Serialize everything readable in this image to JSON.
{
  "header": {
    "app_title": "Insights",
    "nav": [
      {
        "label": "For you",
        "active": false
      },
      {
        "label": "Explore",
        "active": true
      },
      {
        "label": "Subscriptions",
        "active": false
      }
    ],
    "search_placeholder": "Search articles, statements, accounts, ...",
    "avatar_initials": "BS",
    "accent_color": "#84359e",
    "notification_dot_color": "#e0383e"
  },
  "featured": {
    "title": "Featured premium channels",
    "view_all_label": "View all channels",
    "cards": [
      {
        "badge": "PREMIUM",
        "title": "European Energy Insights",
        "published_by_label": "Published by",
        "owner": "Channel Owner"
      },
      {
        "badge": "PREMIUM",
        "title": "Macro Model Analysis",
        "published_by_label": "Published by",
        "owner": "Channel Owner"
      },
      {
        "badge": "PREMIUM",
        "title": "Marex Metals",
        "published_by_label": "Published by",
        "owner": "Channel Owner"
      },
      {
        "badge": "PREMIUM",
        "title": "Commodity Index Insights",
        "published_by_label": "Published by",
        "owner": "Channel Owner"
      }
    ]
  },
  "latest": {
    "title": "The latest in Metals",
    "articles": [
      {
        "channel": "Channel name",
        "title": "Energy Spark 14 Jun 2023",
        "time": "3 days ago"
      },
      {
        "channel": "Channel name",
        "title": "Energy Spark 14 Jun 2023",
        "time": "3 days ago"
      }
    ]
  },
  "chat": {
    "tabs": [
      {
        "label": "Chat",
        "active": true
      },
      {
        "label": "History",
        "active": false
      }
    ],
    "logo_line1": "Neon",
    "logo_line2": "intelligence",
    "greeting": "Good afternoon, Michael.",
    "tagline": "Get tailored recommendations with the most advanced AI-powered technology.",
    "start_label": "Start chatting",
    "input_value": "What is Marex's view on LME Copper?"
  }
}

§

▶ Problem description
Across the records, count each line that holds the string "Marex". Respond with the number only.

▶ Result for this task
2